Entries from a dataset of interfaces
* * * * * * *

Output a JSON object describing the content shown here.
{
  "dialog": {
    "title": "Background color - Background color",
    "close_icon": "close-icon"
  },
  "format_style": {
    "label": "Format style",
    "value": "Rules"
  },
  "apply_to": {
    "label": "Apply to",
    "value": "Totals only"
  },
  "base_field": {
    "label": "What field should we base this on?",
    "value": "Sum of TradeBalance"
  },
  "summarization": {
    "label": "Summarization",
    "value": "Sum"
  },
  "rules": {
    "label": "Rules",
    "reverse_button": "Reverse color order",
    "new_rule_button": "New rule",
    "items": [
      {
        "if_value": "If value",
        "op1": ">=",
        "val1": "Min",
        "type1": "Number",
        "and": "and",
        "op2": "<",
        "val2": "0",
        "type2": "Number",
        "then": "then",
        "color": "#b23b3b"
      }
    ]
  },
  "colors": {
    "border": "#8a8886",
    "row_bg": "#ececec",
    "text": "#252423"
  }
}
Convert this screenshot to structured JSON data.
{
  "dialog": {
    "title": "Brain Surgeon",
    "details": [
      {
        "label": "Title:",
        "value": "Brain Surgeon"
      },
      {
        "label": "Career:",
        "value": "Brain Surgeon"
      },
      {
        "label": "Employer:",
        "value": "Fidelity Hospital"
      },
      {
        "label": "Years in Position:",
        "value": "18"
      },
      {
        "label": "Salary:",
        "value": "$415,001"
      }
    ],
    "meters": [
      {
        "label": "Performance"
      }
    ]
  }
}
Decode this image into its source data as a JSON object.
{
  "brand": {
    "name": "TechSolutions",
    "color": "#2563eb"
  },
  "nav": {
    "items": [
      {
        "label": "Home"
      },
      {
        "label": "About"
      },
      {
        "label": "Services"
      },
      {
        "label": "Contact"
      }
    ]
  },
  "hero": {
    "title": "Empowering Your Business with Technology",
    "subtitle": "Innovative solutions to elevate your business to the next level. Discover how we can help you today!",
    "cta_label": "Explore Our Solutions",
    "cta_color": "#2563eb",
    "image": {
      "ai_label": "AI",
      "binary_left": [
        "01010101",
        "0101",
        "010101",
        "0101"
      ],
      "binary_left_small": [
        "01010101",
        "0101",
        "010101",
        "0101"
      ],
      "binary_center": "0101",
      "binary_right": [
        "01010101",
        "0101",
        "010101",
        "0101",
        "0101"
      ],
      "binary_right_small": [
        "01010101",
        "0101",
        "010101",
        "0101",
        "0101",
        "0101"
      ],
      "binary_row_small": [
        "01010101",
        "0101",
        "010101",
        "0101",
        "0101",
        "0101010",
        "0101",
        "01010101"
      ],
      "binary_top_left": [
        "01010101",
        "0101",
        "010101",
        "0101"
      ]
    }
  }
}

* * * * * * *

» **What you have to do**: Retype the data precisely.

» **Reply to the task**:
Output a JSON object describing the content shown here.
{
  "dialog": {
    "title": "Background color - Background color",
    "close_icon": "close-icon"
  },
  "format_style": {
    "label": "Format style",
    "value": "Rules"
  },
  "apply_to": {
    "label": "Apply to",
    "value": "Totals only"
  },
  "base_field": {
    "label": "What field should we base this on?",
    "value": "Sum of TradeBalance"
  },
  "summarization": {
    "label": "Summarization",
    "value": "Sum"
  },
  "rules": {
    "label": "Rules",
    "reverse_button": "Reverse color order",
    "new_rule_button": "New rule",
    "items": [
      {
        "if_value": "If value",
        "op1": ">=",
        "val1": "Min",
        "type1": "Number",
        "and": "and",
        "op2": "<",
        "val2": "0",
        "type2": "Number",
        "then": "then",
        "color": "#b23b3b"
      }
    ]
  },
  "colors": {
    "border": "#8a8886",
    "row_bg": "#ececec",
    "text": "#252423"
  }
}
Convert this screenshot to structured JSON data.
{
  "dialog": {
    "title": "Brain Surgeon",
    "details": [
      {
        "label": "Title:",
        "value": "Brain Surgeon"
      },
      {
        "label": "Career:",
        "value": "Brain Surgeon"
      },
      {
        "label": "Employer:",
        "value": "Fidelity Hospital"
      },
      {
        "label": "Years in Position:",
        "value": "18"
      },
      {
        "label": "Salary:",
        "value": "$415,001"
      }
    ],
    "meters": [
      {
        "label": "Performance"
      }
    ]
  }
}
Decode this image into its source data as a JSON object.
{
  "brand": {
    "name": "TechSolutions",
    "color": "#2563eb"
  },
  "nav": {
    "items": [
      {
        "label": "Home"
      },
      {
        "label": "About"
      },
      {
        "label": "Services"
      },
      {
        "label": "Contact"
      }
    ]
  },
  "hero": {
    "title": "Empowering Your Business with Technology",
    "subtitle": "Innovative solutions to elevate your business to the next level. Discover how we can help you today!",
    "cta_label": "Explore Our Solutions",
    "cta_color": "#2563eb",
    "image": {
      "ai_label": "AI",
      "binary_left": [
        "01010101",
        "0101",
        "010101",
        "0101"
      ],
      "binary_left_small": [
        "01010101",
        "0101",
        "010101",
        "0101"
      ],
      "binary_center": "0101",
      "binary_right": [
        "01010101",
        "0101",
        "010101",
        "0101",
        "0101"
      ],
      "binary_right_small": [
        "01010101",
        "0101",
        "010101",
        "0101",
        "0101",
        "0101"
      ],
      "binary_row_small": [
        "01010101",
        "0101",
        "010101",
        "0101",
        "0101",
        "0101010",
        "0101",
        "01010101"
      ],
      "binary_top_left": [
        "01010101",
        "0101",
        "010101",
        "0101"
      ]
    }
  }
}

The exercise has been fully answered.